Andrew McRae, FSB’s policy chairman for Scotland, said: “There are 100,000 more Scottish businesses now than when the new Scottish Parliament first met in May 1999.

These operators have started up in an environment where a decision made at Holyrood can have as much of an influence on a firm’s success as an announcement during the UK Budget.

“This means decision-makers in Holyrood have to combine their ambitions for the country with an understanding of how their proposals will work in the real economy.

“While UK-wide business growth figures are disproportionately influenced by London and the south east, Scotland should aspire to drive up both start-up and business survival rates.

“Building the vibrant and successful Scotland we all want to see requires a flourishing private sector.

“But to grow our business community, we need a steady stream of people prepared to set up on their own.”

McRae also called for an immigration system which is tailored to Scotland’s requirements.

He added: “FSB research shows that migrants boost Scotland’s business start-up rate, while immigrant business owners alone deliver a £13 billion annual contribution to our economy. And we know that some of our most important industries are reliant upon talent and labour from outside of Scotland.

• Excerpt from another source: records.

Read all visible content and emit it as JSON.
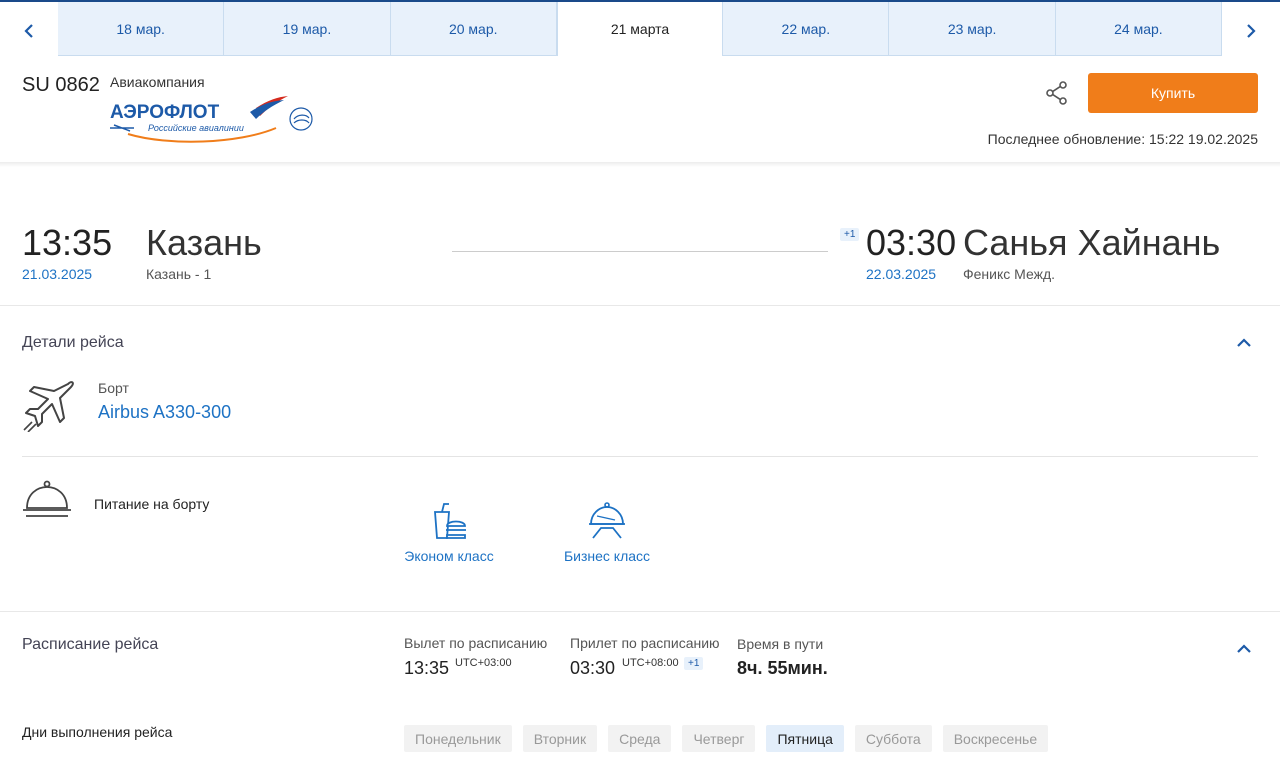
{
  "dates": {
    "tabs": [
      "18 мар.",
      "19 мар.",
      "20 мар.",
      "21 марта",
      "22 мар.",
      "23 мар.",
      "24 мар."
    ],
    "active_index": 3
  },
  "header": {
    "flight_number": "SU 0862",
    "airline_label": "Авиакомпания",
    "logo_text": "АЭРОФЛОТ",
    "logo_subtext": "Российские авиалинии",
    "buy_label": "Купить",
    "updated": "Последнее обновление: 15:22 19.02.2025"
  },
  "route": {
    "departure": {
      "time": "13:35",
      "date": "21.03.2025",
      "city": "Казань",
      "airport": "Казань - 1"
    },
    "arrival": {
      "time": "03:30",
      "date": "22.03.2025",
      "city": "Санья Хайнань",
      "airport": "Феникс Межд.",
      "day_offset": "+1"
    }
  },
  "details": {
    "title": "Детали рейса",
    "aircraft_label": "Борт",
    "aircraft": "Airbus A330-300",
    "meals_label": "Питание на борту",
    "meal_classes": [
      "Эконом класс",
      "Бизнес класс"
    ]
  },
  "schedule": {
    "title": "Расписание рейса",
    "departure_label": "Вылет по расписанию",
    "departure_time": "13:35",
    "departure_utc": "UTC+03:00",
    "arrival_label": "Прилет по расписанию",
    "arrival_time": "03:30",
    "arrival_utc": "UTC+08:00",
    "arrival_offset": "+1",
    "duration_label": "Время в пути",
    "duration": "8ч. 55мин.",
    "days_label": "Дни выполнения рейса",
    "days": [
      "Понедельник",
      "Вторник",
      "Среда",
      "Четверг",
      "Пятница",
      "Суббота",
      "Воскресенье"
    ],
    "active_day": "Пятница"
  },
  "colors": {
    "accent": "#1d72c4",
    "buy": "#f07d1a",
    "tab_bg": "#e8f1fb"
  }
}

“That’s why we need to develop an immigration policy which meets Scottish small businesses’ needs.”